§ **Records from a data collection**

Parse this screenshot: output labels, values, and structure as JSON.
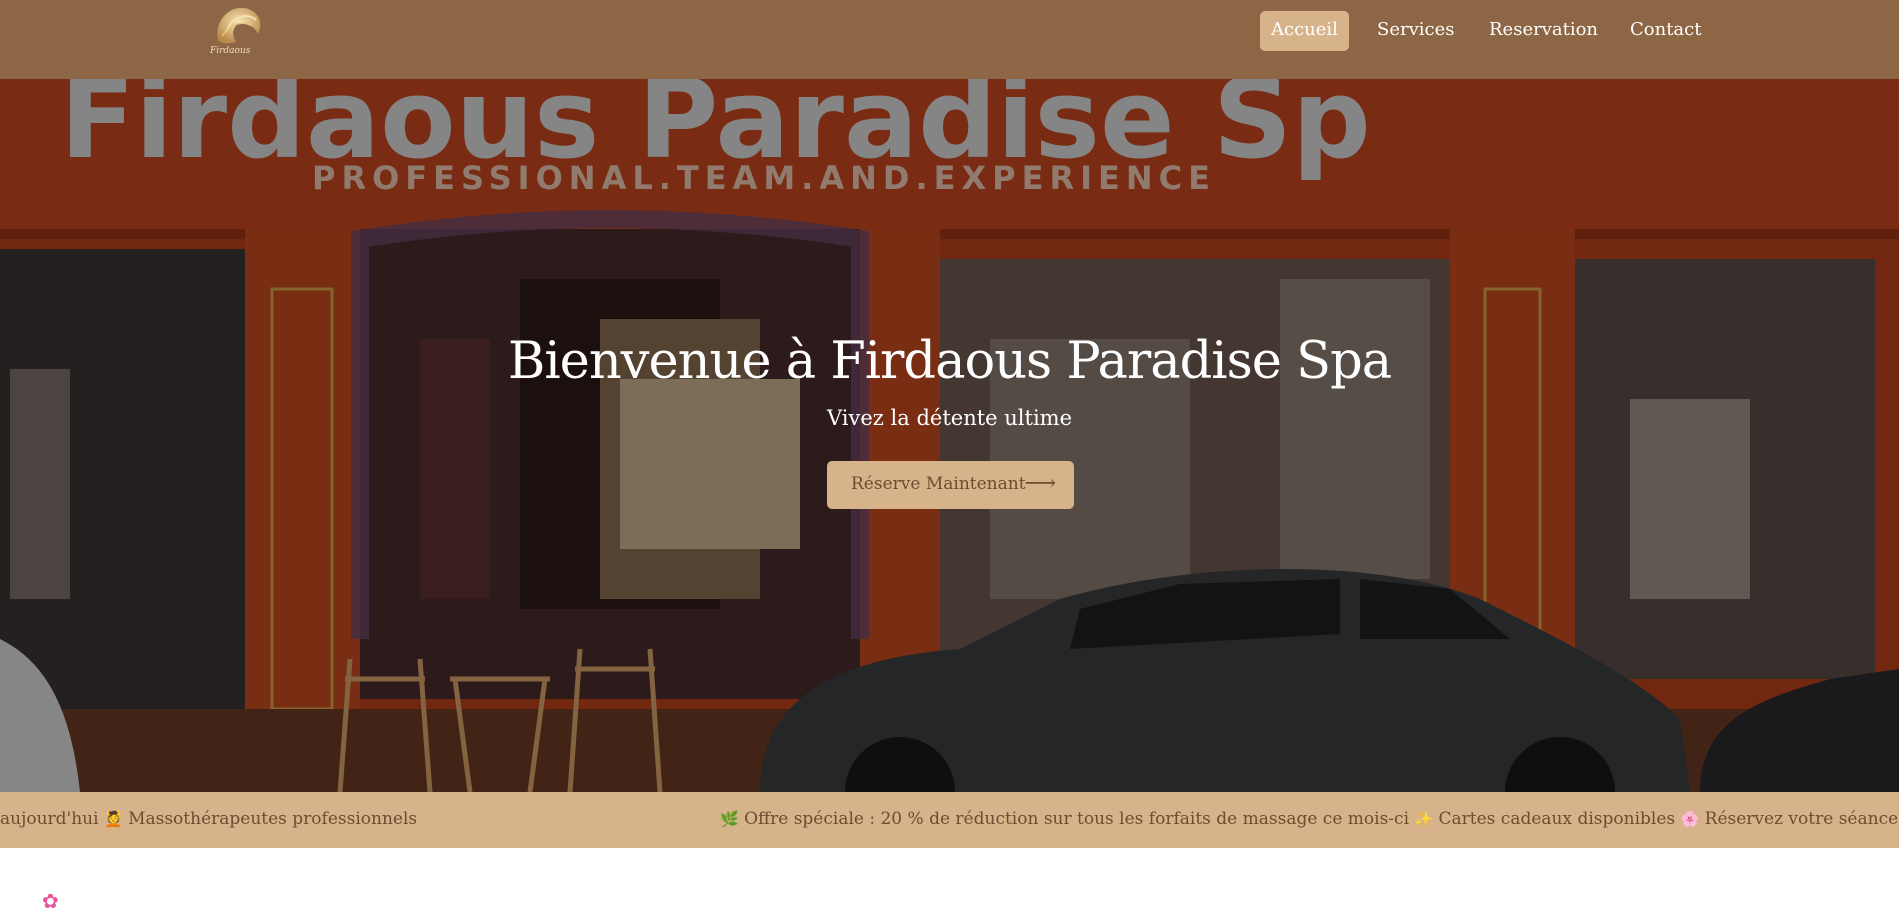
{
  "header": {
    "logo_alt": "Firdaous",
    "nav": [
      {
        "label": "Accueil",
        "active": true
      },
      {
        "label": "Services",
        "active": false
      },
      {
        "label": "Reservation",
        "active": false
      },
      {
        "label": "Contact",
        "active": false
      }
    ]
  },
  "hero": {
    "storefront_sign": "Firdaous Paradise Sp",
    "storefront_tagline": "PROFESSIONAL.TEAM.AND.EXPERIENCE",
    "title": "Bienvenue à Firdaous Paradise Spa",
    "subtitle": "Vivez la détente ultime",
    "cta_label": "Réserve Maintenant",
    "cta_icon": "arrow-right-icon"
  },
  "ticker": {
    "part1": "aujourd'hui",
    "emoji1": "💆",
    "part2": "Massothérapeutes professionnels",
    "emoji2": "🌿",
    "part3": "Offre spéciale : 20 % de réduction sur tous les forfaits de massage ce mois-ci",
    "emoji3": "✨",
    "part4": "Cartes cadeaux disponibles",
    "emoji4": "🌸",
    "part5": "Réservez votre séance de relaxation dès"
  },
  "section_icon": "flower-icon",
  "colors": {
    "header_bg": "#8d6645",
    "accent": "#d6b38a",
    "accent_text": "#6b4d30"
  }
}
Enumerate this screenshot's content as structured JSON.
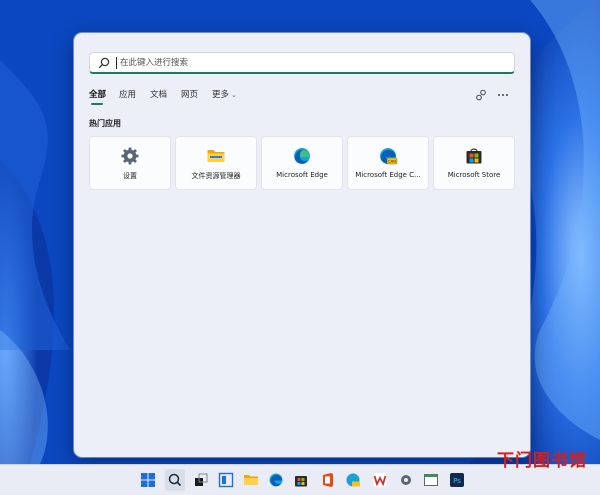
{
  "search": {
    "placeholder": "在此键入进行搜索"
  },
  "tabs": [
    {
      "label": "全部"
    },
    {
      "label": "应用"
    },
    {
      "label": "文档"
    },
    {
      "label": "网页"
    },
    {
      "label": "更多"
    }
  ],
  "section": {
    "title": "热门应用"
  },
  "tiles": [
    {
      "label": "设置",
      "icon": "gear-icon"
    },
    {
      "label": "文件资源管理器",
      "icon": "folder-icon"
    },
    {
      "label": "Microsoft Edge",
      "icon": "edge-icon"
    },
    {
      "label": "Microsoft Edge C...",
      "icon": "edge-canary-icon"
    },
    {
      "label": "Microsoft Store",
      "icon": "store-icon"
    }
  ],
  "watermark": {
    "text": "下门图书馆"
  },
  "colors": {
    "accent": "#1f7a5a",
    "wallpaper": "#0a49c4",
    "panel": "#eceff7"
  }
}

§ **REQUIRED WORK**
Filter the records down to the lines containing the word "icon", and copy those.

§ **SOLUTION**
    "cta_icon": "arrow-right-icon"
  "section_icon": "flower-icon",
      "icon": "gear-icon"
      "icon": "folder-icon"
      "icon": "edge-icon"
      "icon": "edge-canary-icon"
      "icon": "store-icon"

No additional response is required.